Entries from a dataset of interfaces
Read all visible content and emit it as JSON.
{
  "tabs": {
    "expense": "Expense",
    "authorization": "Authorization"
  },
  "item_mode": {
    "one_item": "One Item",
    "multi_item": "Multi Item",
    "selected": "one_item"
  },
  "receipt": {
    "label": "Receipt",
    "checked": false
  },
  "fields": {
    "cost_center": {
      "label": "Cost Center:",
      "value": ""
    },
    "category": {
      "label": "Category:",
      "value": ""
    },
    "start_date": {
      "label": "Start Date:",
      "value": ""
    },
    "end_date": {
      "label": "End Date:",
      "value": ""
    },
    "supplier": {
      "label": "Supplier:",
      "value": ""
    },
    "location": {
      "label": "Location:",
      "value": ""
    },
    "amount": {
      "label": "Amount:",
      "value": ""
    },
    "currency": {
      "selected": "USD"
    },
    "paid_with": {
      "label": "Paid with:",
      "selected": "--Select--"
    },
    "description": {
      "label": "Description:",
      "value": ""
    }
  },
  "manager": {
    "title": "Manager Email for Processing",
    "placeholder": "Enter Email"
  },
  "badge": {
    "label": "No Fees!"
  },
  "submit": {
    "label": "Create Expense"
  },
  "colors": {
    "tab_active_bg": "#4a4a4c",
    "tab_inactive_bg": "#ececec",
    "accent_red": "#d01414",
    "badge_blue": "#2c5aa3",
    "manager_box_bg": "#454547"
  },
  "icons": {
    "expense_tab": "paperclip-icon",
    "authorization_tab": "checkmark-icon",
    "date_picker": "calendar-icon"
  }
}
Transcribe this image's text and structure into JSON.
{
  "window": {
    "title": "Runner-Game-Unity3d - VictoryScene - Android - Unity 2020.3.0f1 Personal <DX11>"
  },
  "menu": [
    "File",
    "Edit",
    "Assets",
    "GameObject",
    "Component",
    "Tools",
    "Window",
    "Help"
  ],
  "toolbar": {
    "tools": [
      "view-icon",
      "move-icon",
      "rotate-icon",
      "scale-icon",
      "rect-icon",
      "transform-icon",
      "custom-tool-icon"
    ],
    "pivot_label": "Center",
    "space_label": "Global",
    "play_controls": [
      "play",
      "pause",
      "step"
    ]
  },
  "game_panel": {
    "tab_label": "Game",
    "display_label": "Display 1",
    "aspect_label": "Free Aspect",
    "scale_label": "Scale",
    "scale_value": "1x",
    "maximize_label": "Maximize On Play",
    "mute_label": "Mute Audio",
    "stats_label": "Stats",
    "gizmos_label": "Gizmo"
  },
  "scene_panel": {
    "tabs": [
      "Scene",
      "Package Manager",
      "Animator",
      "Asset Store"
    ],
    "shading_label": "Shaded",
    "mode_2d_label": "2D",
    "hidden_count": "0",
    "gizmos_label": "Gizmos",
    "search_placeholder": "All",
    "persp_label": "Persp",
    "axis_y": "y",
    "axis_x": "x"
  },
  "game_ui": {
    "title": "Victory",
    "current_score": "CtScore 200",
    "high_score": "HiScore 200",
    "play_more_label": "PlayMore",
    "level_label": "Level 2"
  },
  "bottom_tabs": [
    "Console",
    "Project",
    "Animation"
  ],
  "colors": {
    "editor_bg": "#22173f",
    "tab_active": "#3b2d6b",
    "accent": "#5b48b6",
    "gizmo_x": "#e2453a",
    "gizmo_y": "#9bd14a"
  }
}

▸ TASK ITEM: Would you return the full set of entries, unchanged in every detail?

▸ SOLUTION TO THE EXERCISE:
Read all visible content and emit it as JSON.
{
  "tabs": {
    "expense": "Expense",
    "authorization": "Authorization"
  },
  "item_mode": {
    "one_item": "One Item",
    "multi_item": "Multi Item",
    "selected": "one_item"
  },
  "receipt": {
    "label": "Receipt",
    "checked": false
  },
  "fields": {
    "cost_center": {
      "label": "Cost Center:",
      "value": ""
    },
    "category": {
      "label": "Category:",
      "value": ""
    },
    "start_date": {
      "label": "Start Date:",
      "value": ""
    },
    "end_date": {
      "label": "End Date:",
      "value": ""
    },
    "supplier": {
      "label": "Supplier:",
      "value": ""
    },
    "location": {
      "label": "Location:",
      "value": ""
    },
    "amount": {
      "label": "Amount:",
      "value": ""
    },
    "currency": {
      "selected": "USD"
    },
    "paid_with": {
      "label": "Paid with:",
      "selected": "--Select--"
    },
    "description": {
      "label": "Description:",
      "value": ""
    }
  },
  "manager": {
    "title": "Manager Email for Processing",
    "placeholder": "Enter Email"
  },
  "badge": {
    "label": "No Fees!"
  },
  "submit": {
    "label": "Create Expense"
  },
  "colors": {
    "tab_active_bg": "#4a4a4c",
    "tab_inactive_bg": "#ececec",
    "accent_red": "#d01414",
    "badge_blue": "#2c5aa3",
    "manager_box_bg": "#454547"
  },
  "icons": {
    "expense_tab": "paperclip-icon",
    "authorization_tab": "checkmark-icon",
    "date_picker": "calendar-icon"
  }
}
Transcribe this image's text and structure into JSON.
{
  "window": {
    "title": "Runner-Game-Unity3d - VictoryScene - Android - Unity 2020.3.0f1 Personal <DX11>"
  },
  "menu": [
    "File",
    "Edit",
    "Assets",
    "GameObject",
    "Component",
    "Tools",
    "Window",
    "Help"
  ],
  "toolbar": {
    "tools": [
      "view-icon",
      "move-icon",
      "rotate-icon",
      "scale-icon",
      "rect-icon",
      "transform-icon",
      "custom-tool-icon"
    ],
    "pivot_label": "Center",
    "space_label": "Global",
    "play_controls": [
      "play",
      "pause",
      "step"
    ]
  },
  "game_panel": {
    "tab_label": "Game",
    "display_label": "Display 1",
    "aspect_label": "Free Aspect",
    "scale_label": "Scale",
    "scale_value": "1x",
    "maximize_label": "Maximize On Play",
    "mute_label": "Mute Audio",
    "stats_label": "Stats",
    "gizmos_label": "Gizmo"
  },
  "scene_panel": {
    "tabs": [
      "Scene",
      "Package Manager",
      "Animator",
      "Asset Store"
    ],
    "shading_label": "Shaded",
    "mode_2d_label": "2D",
    "hidden_count": "0",
    "gizmos_label": "Gizmos",
    "search_placeholder": "All",
    "persp_label": "Persp",
    "axis_y": "y",
    "axis_x": "x"
  },
  "game_ui": {
    "title": "Victory",
    "current_score": "CtScore 200",
    "high_score": "HiScore 200",
    "play_more_label": "PlayMore",
    "level_label": "Level 2"
  },
  "bottom_tabs": [
    "Console",
    "Project",
    "Animation"
  ],
  "colors": {
    "editor_bg": "#22173f",
    "tab_active": "#3b2d6b",
    "accent": "#5b48b6",
    "gizmo_x": "#e2453a",
    "gizmo_y": "#9bd14a"
  }
}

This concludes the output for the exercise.